Five CCC commissioners, 9 employees still around, not clear how they will be paid
The Commonwealth Casino Commission’s office at the Springs Plaza in Gualo Rai was temporarily closed down starting yesterday due to the lack of funds. A notice of the temporary closure was posted at both the entrance and exit doors of the CCC office.
CCC executive director Andrew Yeom has yet to reply to Saipan Tribune’s inquiry about the office’s temporary shutdown.
A CCC staff, however, disclosed yesterday that the office is closed, but the five commissioners are still around and it’s not clear yet how the commissioners will be paid.

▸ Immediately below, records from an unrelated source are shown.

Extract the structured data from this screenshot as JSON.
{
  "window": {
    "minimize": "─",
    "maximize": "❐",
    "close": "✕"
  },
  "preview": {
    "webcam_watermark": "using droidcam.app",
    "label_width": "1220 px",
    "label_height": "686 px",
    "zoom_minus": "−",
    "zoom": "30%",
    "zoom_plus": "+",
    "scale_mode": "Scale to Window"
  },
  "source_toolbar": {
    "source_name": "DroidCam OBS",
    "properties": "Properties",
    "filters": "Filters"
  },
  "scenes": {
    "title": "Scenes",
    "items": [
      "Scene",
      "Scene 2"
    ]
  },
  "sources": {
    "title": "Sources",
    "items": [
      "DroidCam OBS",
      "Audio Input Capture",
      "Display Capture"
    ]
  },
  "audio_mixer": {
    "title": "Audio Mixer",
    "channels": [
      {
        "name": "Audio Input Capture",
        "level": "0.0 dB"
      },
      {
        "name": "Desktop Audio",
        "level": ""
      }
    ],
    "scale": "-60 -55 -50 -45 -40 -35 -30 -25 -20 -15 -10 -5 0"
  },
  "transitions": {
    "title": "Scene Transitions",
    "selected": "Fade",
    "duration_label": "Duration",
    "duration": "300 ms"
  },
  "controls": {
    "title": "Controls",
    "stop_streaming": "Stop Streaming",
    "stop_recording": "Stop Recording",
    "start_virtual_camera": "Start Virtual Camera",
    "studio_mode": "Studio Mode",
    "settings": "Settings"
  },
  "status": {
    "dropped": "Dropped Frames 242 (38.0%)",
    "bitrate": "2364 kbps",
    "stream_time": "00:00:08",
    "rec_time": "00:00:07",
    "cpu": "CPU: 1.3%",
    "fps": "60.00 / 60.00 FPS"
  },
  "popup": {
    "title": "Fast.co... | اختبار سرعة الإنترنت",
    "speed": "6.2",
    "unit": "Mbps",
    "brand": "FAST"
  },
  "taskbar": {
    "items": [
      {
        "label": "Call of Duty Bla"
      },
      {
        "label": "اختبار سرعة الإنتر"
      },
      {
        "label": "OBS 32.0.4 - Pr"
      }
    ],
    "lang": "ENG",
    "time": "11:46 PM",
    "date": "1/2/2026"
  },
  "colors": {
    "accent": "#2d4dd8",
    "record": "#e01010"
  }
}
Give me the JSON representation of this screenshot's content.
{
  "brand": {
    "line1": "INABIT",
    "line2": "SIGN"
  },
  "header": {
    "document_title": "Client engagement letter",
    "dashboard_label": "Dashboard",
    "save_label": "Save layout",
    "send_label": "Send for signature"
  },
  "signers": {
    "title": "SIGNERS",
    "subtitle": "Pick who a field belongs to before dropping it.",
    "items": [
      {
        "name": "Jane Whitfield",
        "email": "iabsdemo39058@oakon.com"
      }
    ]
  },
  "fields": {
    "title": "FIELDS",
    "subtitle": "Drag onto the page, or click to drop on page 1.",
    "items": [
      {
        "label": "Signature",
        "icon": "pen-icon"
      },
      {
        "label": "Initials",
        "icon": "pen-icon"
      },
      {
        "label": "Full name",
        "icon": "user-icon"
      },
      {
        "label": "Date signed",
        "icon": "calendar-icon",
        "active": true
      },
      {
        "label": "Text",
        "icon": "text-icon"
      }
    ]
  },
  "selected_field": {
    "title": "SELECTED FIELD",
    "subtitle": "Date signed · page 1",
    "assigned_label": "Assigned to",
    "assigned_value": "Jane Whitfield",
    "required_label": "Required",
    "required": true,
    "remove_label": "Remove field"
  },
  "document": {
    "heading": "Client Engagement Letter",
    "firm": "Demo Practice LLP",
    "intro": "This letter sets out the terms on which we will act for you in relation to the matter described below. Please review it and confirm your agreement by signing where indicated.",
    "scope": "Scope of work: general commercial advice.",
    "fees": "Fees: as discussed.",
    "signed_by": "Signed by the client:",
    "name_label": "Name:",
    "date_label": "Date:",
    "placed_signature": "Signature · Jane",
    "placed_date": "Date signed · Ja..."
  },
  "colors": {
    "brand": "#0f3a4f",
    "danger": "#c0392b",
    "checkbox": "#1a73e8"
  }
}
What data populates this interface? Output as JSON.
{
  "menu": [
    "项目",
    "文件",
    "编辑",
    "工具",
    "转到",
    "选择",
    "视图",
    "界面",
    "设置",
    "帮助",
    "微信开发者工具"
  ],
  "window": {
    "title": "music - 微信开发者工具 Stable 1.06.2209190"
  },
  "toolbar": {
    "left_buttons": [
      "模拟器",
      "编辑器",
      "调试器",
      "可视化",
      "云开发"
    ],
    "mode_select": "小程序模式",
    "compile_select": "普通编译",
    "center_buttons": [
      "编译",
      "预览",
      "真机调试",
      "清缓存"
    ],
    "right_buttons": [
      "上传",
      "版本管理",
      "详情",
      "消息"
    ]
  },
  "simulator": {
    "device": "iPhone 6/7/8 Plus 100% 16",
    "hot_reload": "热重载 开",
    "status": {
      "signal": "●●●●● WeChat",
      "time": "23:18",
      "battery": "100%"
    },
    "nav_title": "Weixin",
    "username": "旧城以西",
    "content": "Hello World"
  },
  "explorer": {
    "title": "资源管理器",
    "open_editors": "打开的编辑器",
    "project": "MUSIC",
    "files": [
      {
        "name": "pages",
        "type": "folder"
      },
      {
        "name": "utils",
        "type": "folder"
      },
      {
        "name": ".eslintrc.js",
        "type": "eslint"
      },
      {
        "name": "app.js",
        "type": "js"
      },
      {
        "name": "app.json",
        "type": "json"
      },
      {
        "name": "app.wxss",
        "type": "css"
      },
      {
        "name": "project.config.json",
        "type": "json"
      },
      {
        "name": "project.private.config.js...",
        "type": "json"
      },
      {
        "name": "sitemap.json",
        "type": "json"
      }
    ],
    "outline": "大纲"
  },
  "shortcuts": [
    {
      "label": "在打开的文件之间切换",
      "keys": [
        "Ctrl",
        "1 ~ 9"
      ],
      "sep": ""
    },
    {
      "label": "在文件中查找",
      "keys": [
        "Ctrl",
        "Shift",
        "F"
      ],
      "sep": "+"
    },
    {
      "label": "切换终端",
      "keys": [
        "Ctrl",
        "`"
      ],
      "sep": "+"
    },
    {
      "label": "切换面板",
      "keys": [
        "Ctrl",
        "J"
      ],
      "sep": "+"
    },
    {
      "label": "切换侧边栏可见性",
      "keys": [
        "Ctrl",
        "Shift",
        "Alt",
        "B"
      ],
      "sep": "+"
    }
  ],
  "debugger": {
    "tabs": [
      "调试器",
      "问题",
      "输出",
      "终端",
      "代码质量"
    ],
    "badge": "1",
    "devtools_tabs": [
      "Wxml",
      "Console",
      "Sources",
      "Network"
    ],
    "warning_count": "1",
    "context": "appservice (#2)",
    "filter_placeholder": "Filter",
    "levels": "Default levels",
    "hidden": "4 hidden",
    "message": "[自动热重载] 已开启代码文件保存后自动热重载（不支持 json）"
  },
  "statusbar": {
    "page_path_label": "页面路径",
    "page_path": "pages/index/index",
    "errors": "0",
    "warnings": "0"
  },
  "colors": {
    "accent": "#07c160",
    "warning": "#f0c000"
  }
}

The commission still has nine remaining employees after information technology manager Ian Morrell resigned last Nov. 21. Morrell left the CNMI for personal matters, Saipan Tribune learned.
The staff, who requested not be identified, said they were told by the governor’s office that there’s no money to sustain the CCC’s operations.
“We are at zero funding, therefore no money for wages, operations, or for the commissioners’ compensation,” the employee said.
The staff said employees’ contracts are held up at the Office of Management and Budget because there’s no funds.
“Our contracts actually expired on Dec. 31, 2022, but we continued to report to work [while] awaiting the new administration’s assistance and guidance,” the employee said.
The staff said they did request for American Rescue Plan Act funding from the previous Torres administration, but they did not get even a penny of ARPA money.
The employee said that when Gov. Arnold I. Palacios came in, they once again requested for funding assistance from him, and that’s when they found out that ARPA is actually in deficit.
The CCC employees’ last paycheck was on Jan. 13, 2023.
The staff said they, however, are still owed wages from Jan. 1 to 18, 2023.
“Our payroll might be late because funds have to be identified first,” the staff said.
The CCC has been facing a serious budget crisis after Saipan’s lone casino, Imperial Pacific International (CNMI) LLC, was temporarily closed since March 2020 due to the COVID-19 pandemic.
The CCC’s entire source of revenue for its operations comes from IPI’s annual casino regulatory fee of $3,150,000. IPI, however, has failed to pay that fee since 2020. The government gives CCC only a $1 budget.
In May 2021, the CCC had 39 employees. Many employees were then terminated due to budget constraint and others resigned.
The arbitration process between CCC and IPI started last November.
Last Aug. 24, U.S. District Court for the NMI Chief Judge Ramona V. Manglona granted IPI’s request for a preliminary injunction against IPI to prohibit the CCC from revoking IPI’s exclusive casino license. Manglona issued the order to allow IPI to pursue its right to arbitration. She ordered CCC to participate in the arbitration process.
Arbitration is a procedure wherein two parties agree on one or more arbitrators to make a decision in their dispute in order to resolve a disagreement outside of court proceedings.